[PROBLEM STATEMENT]: Copy out every line of the records where the string "title" occurs.

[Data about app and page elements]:

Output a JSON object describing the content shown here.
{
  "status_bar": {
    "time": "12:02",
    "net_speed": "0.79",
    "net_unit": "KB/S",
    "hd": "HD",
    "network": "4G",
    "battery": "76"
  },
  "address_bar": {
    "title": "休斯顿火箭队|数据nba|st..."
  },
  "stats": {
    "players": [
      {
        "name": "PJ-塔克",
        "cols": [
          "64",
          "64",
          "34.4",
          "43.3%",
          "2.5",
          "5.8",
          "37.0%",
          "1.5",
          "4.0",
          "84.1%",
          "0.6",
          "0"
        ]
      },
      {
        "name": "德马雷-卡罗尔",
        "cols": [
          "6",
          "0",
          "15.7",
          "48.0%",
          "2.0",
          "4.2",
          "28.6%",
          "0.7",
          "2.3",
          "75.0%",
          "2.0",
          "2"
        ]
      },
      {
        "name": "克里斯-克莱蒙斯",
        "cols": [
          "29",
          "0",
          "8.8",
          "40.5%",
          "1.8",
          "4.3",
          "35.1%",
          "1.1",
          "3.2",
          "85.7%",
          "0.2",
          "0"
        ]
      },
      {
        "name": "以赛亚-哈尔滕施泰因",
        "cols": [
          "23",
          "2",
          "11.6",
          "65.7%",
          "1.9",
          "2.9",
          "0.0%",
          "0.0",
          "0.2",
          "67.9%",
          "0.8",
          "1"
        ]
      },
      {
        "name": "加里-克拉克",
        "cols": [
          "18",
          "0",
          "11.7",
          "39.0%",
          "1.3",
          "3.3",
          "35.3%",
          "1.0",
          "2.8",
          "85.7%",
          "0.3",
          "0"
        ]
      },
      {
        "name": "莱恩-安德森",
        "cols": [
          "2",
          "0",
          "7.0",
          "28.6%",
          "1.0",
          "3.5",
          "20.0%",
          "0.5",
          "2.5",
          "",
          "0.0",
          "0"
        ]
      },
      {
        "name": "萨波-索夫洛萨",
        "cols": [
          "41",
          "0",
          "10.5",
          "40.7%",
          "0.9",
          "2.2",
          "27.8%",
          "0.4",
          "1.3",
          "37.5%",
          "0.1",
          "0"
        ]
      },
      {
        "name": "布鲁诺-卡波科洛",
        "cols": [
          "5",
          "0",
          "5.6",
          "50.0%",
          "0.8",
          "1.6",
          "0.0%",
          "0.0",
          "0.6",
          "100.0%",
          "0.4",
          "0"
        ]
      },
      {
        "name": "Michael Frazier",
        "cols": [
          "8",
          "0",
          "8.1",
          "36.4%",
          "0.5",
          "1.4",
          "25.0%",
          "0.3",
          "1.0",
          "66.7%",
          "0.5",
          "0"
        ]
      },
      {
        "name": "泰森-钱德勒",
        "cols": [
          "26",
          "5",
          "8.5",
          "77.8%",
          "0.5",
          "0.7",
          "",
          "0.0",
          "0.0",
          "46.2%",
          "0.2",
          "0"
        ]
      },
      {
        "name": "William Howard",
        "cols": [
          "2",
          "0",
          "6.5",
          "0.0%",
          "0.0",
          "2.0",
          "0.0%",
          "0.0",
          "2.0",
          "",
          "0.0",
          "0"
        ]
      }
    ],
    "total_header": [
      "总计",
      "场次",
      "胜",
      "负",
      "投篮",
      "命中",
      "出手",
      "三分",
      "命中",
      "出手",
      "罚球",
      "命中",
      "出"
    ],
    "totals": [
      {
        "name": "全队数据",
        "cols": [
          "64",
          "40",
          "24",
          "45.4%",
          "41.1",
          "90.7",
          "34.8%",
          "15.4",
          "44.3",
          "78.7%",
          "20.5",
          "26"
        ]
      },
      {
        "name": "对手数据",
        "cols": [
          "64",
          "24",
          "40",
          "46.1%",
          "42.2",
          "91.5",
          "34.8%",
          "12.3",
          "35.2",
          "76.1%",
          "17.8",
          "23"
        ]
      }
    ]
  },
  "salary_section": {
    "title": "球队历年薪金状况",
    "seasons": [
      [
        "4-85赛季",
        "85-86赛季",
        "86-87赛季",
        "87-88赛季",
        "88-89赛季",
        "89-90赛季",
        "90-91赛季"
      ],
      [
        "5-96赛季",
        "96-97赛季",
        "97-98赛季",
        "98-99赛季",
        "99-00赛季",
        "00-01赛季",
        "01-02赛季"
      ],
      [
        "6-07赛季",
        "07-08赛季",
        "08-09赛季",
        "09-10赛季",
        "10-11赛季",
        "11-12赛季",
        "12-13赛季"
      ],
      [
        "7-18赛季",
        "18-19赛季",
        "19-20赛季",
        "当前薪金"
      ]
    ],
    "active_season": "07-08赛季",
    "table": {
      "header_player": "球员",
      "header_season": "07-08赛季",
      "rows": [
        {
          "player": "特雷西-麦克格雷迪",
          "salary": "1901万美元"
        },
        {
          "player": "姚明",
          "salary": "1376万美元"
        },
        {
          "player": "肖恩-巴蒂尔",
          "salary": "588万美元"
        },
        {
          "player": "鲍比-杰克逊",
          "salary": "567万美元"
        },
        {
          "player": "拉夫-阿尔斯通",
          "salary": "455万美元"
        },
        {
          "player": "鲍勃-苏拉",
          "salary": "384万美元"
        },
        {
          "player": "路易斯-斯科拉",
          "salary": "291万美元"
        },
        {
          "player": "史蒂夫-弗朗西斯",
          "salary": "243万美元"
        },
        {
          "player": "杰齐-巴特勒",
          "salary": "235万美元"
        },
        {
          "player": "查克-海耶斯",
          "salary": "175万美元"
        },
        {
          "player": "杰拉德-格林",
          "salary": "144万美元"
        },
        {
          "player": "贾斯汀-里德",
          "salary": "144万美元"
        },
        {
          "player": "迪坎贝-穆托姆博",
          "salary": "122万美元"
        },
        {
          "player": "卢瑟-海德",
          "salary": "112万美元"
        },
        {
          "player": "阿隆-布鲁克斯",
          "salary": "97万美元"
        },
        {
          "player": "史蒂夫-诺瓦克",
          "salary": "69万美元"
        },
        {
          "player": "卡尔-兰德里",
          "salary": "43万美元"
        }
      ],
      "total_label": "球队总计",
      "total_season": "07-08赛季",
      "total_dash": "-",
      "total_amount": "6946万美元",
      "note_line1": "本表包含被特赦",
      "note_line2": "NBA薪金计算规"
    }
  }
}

[RESPONSE]:
    "title": "休斯顿火箭队|数据nba|st..."
    "title": "球队历年薪金状况",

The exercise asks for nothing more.